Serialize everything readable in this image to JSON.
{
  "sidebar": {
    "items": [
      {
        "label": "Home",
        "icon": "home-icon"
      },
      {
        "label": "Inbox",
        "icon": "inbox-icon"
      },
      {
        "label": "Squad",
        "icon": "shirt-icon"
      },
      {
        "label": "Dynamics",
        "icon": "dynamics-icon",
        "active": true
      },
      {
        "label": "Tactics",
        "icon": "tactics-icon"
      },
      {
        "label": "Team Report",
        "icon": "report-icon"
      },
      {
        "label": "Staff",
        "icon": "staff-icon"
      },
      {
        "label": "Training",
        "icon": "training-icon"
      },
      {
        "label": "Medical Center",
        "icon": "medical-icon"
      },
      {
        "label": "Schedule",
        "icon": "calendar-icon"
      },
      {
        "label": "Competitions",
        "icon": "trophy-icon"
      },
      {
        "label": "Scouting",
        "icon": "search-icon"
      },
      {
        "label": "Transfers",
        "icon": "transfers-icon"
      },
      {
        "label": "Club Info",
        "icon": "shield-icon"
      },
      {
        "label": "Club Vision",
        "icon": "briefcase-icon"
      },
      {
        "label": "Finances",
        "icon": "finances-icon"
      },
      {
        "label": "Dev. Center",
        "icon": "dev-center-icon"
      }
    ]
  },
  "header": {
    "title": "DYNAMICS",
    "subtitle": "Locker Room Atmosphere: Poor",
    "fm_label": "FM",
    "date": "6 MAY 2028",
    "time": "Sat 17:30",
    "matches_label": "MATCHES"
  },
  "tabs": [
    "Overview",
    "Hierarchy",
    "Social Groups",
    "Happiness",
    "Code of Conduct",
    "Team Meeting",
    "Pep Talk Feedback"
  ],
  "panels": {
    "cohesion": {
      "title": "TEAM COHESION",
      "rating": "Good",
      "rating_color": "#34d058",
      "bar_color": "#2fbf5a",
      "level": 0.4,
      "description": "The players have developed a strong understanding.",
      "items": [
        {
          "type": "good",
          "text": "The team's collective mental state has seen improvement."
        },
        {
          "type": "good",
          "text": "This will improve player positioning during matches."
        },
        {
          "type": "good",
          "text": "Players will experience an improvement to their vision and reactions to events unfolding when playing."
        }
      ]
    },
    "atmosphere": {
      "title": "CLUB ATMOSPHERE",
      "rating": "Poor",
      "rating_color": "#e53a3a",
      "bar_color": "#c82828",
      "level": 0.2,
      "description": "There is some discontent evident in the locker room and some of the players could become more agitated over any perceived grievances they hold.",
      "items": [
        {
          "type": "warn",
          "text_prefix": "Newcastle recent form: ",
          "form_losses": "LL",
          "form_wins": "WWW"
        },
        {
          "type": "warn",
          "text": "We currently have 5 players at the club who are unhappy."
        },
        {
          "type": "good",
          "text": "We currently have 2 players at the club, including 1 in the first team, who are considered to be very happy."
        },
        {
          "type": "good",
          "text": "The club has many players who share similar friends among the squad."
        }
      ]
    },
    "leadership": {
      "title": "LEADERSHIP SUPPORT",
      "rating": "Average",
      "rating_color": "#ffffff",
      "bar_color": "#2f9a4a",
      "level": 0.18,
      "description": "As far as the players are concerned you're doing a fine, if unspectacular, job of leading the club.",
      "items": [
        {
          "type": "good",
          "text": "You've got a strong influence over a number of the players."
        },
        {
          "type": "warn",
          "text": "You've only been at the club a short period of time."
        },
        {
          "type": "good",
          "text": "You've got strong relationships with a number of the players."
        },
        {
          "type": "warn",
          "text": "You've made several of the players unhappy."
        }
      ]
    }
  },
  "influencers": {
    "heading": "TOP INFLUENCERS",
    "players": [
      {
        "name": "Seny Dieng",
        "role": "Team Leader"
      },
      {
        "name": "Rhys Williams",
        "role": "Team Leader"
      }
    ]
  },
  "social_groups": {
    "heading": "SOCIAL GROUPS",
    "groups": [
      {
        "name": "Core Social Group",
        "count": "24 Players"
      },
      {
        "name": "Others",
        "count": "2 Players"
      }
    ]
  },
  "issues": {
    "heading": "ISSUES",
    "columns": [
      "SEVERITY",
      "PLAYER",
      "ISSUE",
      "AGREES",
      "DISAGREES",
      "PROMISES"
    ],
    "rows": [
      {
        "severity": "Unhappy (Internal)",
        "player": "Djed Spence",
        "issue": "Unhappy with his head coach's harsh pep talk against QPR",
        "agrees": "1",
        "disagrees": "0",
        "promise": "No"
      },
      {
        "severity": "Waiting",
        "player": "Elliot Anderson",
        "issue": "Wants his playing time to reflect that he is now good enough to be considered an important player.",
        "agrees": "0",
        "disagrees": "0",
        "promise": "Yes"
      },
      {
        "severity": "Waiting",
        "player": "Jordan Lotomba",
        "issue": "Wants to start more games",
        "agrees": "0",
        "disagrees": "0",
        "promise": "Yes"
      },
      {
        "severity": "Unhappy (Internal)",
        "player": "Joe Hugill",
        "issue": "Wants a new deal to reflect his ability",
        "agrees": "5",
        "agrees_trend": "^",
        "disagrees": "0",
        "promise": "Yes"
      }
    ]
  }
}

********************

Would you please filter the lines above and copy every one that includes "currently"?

          "text": "We currently have 5 players at the club who are unhappy."
          "text": "We currently have 2 players at the club, including 1 in the first team, who are considered to be very happy."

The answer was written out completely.